At the so-called Paris II conference in 2002, Hariri, who was then Lebanon’s prime minister, secured $3 billion in credit from France and the Gulf states towards paying off the country’s deficit, which had built up in the 1990s following the civil war. In return for the loan, Lebanon was supposed to introduce what local IMF officials described as “vigorous and painful reforms,” including massive job cuts in the public sector and privatisation in key areas, such as telecommunications.

Hariri and other politicians were willing to bring in the privatisation measures, but were blocked by Syria. The Middle East Intelligence Bulletin (August/September 2003) complained that investors faced a “lack of government transparency and reliable contract enforcement.” And whereas “Hariri, a billionaire construction magnate with strong connections to Saudi and European investors, would stand to gain more from privatisation (both politically and financially),” the pro-Syrian factions and the military-intelligence elite “have sought to obstruct privatisation at every turn,” the bulletin stated.

Very few social statistics for the Lebanese population are available, but it is well known that the rapid expansion of the economy has already thrown up a huge divide between a narrow layer of rich, mainly based in Beirut, and impoverished masses elsewhere.

Some 300,000 people, nearly 10 percent of the population—mainly the young and most educated—have left Lebanon over the last ten years. Official unemployment is estimated at around 10 percent, but economists calculate the rate to be as high as 20-25 percent, with 30-35 percent unemployment among young people.

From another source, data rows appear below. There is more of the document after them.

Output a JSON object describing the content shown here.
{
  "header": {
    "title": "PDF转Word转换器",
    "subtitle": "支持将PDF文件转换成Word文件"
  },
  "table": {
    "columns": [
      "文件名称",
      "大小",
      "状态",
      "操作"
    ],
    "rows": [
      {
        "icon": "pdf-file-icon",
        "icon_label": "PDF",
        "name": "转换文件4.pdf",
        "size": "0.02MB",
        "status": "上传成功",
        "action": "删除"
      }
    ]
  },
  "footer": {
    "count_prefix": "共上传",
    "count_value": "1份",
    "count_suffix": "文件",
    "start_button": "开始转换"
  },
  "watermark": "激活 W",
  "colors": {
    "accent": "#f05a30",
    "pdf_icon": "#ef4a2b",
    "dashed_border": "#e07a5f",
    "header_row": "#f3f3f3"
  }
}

Studies carried out in 1996 showed about one third of Lebanese living below the poverty line. The government tried to discredit the 1996 figures and has blocked further studies, but economist Antoine Haddad, who carried out one of the 1996 studies, told the An Nahar newspaper last year, “Major social suffering has accumulated over the past seven years. It includes unemployment, lower educational levels, reduced health coverage, lower quality of services in rural and suburban areas, lower incomes, higher family budget deficits, the housing problem, etc.”

Even this limited data makes clear what IMF-directed measures would mean in terms of job losses and cuts in public education, health and welfare for the majority of the Lebanese population. But there is no public discussion of the opposition’s economic policies and their support for “free market” measures. Opposition politicians merely claim that Syria, heavily dependent on the Lebanese economy, is milking it to the tune of billions of dollars each year.

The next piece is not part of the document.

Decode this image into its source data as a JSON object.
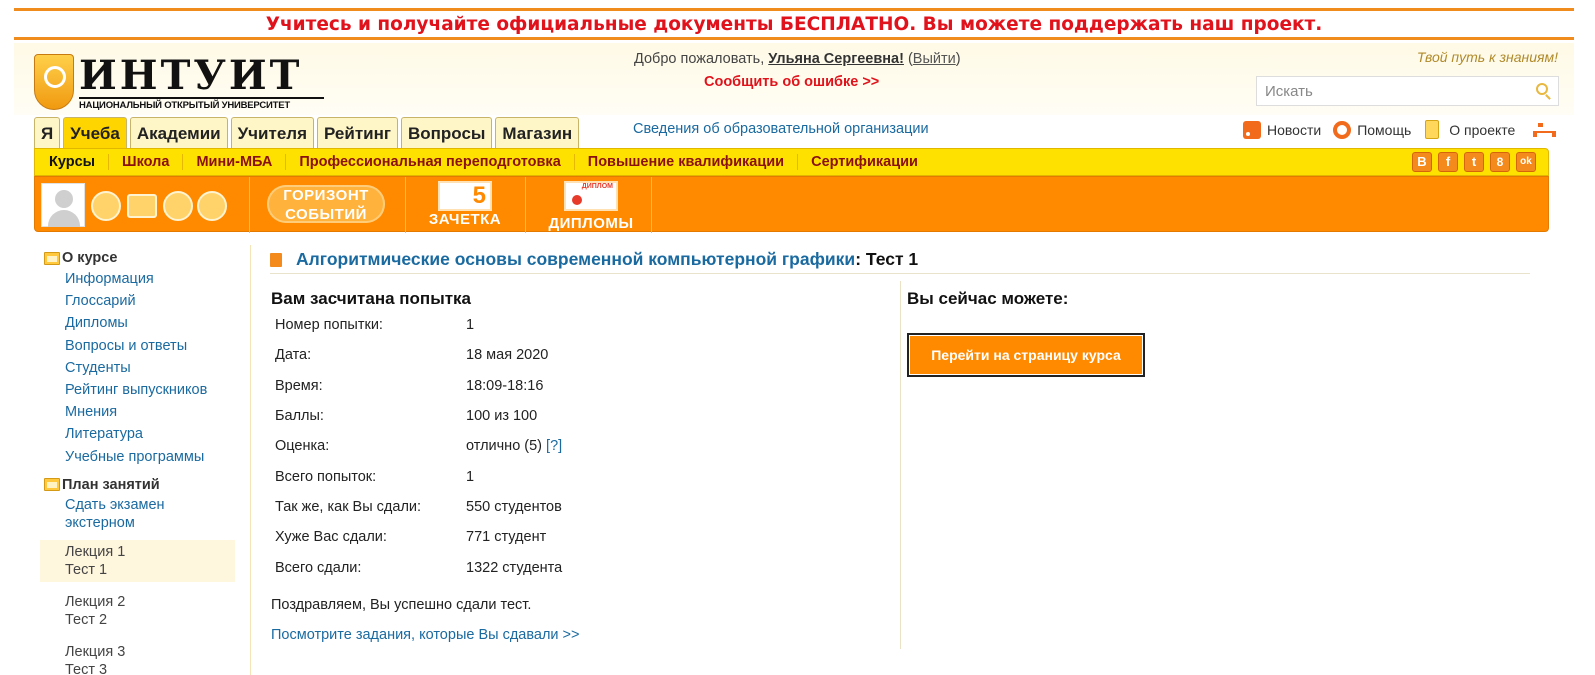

The opposition leaders have gained support, primarily among better-off layers, in part because of anger against the Syrian regime, whose intelligence services have dominated public life in Lebanon. There can be no doubt, however, that the enthusiasm shown in the US administration for the “Cedar Revolution” has nothing to do with its professed desire for democratisation of the country, and everything to do with ensuring the swift imposition of the “vigorous and painful reforms” long demanded by the IMF and the many US corporations with interests in the region.